(Beginning of Data extracts)
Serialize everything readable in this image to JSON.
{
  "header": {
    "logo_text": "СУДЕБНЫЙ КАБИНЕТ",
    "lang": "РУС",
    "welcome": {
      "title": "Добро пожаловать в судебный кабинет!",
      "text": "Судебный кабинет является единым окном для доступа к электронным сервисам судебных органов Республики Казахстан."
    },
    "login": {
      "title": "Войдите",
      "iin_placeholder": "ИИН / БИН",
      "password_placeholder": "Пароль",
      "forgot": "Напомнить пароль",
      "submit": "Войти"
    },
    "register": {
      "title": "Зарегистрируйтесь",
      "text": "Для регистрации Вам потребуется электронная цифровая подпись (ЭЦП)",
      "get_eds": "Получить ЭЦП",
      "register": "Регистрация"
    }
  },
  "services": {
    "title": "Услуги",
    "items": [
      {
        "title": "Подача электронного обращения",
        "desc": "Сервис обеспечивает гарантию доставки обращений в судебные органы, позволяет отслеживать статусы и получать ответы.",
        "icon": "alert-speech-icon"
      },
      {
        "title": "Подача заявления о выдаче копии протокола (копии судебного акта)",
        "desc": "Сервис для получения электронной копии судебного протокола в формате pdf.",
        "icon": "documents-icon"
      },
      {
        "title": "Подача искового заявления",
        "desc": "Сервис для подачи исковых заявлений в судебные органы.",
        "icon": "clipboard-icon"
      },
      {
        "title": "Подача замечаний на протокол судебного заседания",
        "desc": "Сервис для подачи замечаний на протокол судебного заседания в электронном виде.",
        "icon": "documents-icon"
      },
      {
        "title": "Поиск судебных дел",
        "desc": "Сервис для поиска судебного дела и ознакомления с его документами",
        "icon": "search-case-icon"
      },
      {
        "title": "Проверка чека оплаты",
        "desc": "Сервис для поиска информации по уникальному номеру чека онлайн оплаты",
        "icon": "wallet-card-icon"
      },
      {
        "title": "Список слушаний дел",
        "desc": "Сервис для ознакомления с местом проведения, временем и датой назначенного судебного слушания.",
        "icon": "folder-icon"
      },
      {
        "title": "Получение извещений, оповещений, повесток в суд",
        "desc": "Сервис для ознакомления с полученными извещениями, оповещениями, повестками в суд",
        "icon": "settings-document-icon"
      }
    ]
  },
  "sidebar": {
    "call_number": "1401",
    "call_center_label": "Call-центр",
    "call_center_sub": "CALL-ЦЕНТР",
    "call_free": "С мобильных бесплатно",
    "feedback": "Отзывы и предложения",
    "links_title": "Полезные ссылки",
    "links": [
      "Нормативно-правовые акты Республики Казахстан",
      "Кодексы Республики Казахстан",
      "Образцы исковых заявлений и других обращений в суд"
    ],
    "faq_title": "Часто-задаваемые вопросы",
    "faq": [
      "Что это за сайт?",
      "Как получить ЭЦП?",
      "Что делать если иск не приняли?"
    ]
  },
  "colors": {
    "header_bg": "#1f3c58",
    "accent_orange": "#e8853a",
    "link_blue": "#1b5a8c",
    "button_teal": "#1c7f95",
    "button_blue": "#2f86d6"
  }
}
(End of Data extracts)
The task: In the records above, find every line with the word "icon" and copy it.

Reply to the exercise:
        "icon": "alert-speech-icon"
        "icon": "documents-icon"
        "icon": "clipboard-icon"
        "icon": "documents-icon"
        "icon": "search-case-icon"
        "icon": "wallet-card-icon"
        "icon": "folder-icon"
        "icon": "settings-document-icon"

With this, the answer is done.